Records to process START
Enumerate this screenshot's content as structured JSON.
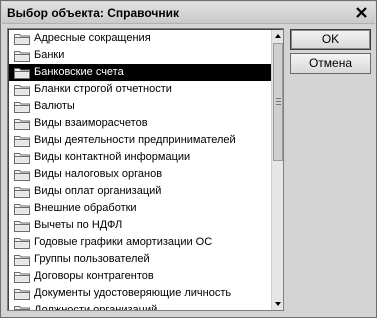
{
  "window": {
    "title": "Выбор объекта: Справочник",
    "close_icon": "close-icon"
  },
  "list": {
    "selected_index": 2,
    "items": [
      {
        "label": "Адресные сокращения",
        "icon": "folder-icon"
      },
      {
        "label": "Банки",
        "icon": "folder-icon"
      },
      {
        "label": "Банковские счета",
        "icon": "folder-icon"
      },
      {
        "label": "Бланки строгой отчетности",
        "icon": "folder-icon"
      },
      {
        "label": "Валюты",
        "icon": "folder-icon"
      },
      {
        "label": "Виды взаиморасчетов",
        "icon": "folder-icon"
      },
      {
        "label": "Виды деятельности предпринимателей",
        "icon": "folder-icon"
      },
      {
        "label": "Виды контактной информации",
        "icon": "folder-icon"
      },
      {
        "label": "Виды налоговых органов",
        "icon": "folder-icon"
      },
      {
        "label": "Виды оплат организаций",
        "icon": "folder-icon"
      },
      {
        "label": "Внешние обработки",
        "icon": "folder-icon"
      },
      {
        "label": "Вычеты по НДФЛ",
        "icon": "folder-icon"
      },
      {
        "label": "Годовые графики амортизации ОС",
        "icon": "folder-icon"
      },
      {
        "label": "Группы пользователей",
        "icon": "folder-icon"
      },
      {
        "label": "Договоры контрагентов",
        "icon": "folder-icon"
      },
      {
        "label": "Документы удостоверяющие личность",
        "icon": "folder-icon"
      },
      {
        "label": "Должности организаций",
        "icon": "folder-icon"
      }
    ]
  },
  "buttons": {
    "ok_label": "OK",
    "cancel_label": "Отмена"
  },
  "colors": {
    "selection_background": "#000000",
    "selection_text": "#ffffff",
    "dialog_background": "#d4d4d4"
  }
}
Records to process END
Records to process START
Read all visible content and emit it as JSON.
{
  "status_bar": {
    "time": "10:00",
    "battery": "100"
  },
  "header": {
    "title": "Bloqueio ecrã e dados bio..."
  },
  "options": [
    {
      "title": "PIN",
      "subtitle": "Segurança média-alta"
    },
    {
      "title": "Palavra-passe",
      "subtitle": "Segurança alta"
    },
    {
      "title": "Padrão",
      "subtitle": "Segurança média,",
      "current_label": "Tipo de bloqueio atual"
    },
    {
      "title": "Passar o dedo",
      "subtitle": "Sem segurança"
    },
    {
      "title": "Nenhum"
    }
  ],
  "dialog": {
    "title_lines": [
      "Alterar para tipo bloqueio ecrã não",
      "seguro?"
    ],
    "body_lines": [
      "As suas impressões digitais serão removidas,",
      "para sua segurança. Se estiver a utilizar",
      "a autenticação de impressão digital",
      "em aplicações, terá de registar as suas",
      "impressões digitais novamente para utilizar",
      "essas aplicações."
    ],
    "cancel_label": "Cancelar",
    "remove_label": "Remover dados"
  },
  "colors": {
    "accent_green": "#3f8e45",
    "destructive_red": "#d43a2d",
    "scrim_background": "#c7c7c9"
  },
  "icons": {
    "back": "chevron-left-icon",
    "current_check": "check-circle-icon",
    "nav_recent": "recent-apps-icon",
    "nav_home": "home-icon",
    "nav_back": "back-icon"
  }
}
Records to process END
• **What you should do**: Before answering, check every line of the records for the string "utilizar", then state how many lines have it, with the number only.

• **Your solution**: 2